__Instructions to follow__: Every line in the records below with the string "GALLERY" is to be copied out.

__The data__:
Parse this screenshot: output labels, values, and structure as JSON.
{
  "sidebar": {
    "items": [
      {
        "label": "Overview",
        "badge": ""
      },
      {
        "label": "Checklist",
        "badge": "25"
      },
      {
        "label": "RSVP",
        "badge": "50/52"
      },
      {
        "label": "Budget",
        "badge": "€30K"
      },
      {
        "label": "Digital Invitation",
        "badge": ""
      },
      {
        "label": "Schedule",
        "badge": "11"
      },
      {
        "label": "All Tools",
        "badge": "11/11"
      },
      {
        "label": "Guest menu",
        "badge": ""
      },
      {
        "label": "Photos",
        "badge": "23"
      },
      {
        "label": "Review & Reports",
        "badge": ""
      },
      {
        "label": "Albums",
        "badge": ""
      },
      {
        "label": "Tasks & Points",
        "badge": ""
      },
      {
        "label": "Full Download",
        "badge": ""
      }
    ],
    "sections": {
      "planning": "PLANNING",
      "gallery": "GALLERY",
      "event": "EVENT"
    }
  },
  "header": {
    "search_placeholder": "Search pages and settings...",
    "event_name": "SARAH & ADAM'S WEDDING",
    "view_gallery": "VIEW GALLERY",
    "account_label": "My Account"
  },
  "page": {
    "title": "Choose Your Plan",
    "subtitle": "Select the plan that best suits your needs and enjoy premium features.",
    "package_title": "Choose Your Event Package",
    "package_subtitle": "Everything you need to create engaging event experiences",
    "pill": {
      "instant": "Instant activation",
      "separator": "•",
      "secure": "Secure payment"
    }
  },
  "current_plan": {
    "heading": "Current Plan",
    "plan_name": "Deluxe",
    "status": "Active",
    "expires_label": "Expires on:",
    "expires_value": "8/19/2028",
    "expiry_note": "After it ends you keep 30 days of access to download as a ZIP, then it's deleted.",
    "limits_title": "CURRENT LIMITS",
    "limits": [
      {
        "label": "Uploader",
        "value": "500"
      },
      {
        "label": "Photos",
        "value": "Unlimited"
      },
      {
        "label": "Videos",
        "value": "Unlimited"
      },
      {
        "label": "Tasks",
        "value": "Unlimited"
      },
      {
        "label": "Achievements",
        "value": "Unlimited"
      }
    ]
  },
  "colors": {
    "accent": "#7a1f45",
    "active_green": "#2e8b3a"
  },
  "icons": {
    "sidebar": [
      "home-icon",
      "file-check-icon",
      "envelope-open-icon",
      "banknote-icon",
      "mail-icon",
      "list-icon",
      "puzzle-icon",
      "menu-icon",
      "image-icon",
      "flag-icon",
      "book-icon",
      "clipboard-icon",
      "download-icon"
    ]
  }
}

__Result for this exercise__:
      "gallery": "GALLERY",
    "view_gallery": "VIEW GALLERY",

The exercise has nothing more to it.